- DESCRIPTION OF THE TASK:
A word-for-word copy of the line containing "Enumerate this screenshot's" and every following line to the end of the data below is all the answer should hold.

GIVEN RECORDS below:

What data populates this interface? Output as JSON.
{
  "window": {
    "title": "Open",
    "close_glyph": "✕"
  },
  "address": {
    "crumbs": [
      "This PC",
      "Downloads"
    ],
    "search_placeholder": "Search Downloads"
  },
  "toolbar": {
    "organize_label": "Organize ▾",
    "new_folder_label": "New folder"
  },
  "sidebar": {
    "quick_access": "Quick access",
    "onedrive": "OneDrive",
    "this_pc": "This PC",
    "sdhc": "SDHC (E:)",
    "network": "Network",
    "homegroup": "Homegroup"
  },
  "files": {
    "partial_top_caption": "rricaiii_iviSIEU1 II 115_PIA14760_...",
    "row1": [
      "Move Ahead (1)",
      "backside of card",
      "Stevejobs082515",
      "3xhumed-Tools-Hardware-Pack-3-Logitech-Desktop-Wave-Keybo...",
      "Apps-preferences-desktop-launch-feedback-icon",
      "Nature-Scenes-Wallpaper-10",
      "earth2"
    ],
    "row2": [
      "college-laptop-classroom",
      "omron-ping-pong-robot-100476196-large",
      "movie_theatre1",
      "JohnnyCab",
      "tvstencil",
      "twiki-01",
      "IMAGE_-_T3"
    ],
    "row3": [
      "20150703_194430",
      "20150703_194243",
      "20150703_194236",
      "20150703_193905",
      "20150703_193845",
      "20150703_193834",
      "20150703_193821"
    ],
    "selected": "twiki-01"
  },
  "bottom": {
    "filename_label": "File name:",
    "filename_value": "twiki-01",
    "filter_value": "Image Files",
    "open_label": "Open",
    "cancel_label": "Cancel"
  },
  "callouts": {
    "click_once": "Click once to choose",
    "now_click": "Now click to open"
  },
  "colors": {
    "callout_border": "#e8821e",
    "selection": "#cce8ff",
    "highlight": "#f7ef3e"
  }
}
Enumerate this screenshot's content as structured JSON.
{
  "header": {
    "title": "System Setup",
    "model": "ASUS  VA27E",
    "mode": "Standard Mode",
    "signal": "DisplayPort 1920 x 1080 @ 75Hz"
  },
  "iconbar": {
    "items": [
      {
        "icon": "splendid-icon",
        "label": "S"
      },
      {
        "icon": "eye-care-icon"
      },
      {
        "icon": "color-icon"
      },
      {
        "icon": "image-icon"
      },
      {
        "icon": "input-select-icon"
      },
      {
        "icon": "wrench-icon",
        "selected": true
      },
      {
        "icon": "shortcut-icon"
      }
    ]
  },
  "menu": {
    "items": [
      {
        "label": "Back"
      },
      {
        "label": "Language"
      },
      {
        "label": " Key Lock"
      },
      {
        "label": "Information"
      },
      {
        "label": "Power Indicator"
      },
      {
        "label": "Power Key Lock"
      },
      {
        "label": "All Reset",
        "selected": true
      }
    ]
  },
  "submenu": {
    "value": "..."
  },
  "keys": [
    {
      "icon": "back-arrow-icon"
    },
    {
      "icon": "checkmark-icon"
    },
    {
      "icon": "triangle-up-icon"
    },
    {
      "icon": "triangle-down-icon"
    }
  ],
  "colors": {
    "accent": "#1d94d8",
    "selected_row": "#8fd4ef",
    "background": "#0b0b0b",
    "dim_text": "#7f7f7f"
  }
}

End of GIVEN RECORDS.

- RESPONSE TO THE TASK:
Enumerate this screenshot's content as structured JSON.
{
  "header": {
    "title": "System Setup",
    "model": "ASUS  VA27E",
    "mode": "Standard Mode",
    "signal": "DisplayPort 1920 x 1080 @ 75Hz"
  },
  "iconbar": {
    "items": [
      {
        "icon": "splendid-icon",
        "label": "S"
      },
      {
        "icon": "eye-care-icon"
      },
      {
        "icon": "color-icon"
      },
      {
        "icon": "image-icon"
      },
      {
        "icon": "input-select-icon"
      },
      {
        "icon": "wrench-icon",
        "selected": true
      },
      {
        "icon": "shortcut-icon"
      }
    ]
  },
  "menu": {
    "items": [
      {
        "label": "Back"
      },
      {
        "label": "Language"
      },
      {
        "label": " Key Lock"
      },
      {
        "label": "Information"
      },
      {
        "label": "Power Indicator"
      },
      {
        "label": "Power Key Lock"
      },
      {
        "label": "All Reset",
        "selected": true
      }
    ]
  },
  "submenu": {
    "value": "..."
  },
  "keys": [
    {
      "icon": "back-arrow-icon"
    },
    {
      "icon": "checkmark-icon"
    },
    {
      "icon": "triangle-up-icon"
    },
    {
      "icon": "triangle-down-icon"
    }
  ],
  "colors": {
    "accent": "#1d94d8",
    "selected_row": "#8fd4ef",
    "background": "#0b0b0b",
    "dim_text": "#7f7f7f"
  }
}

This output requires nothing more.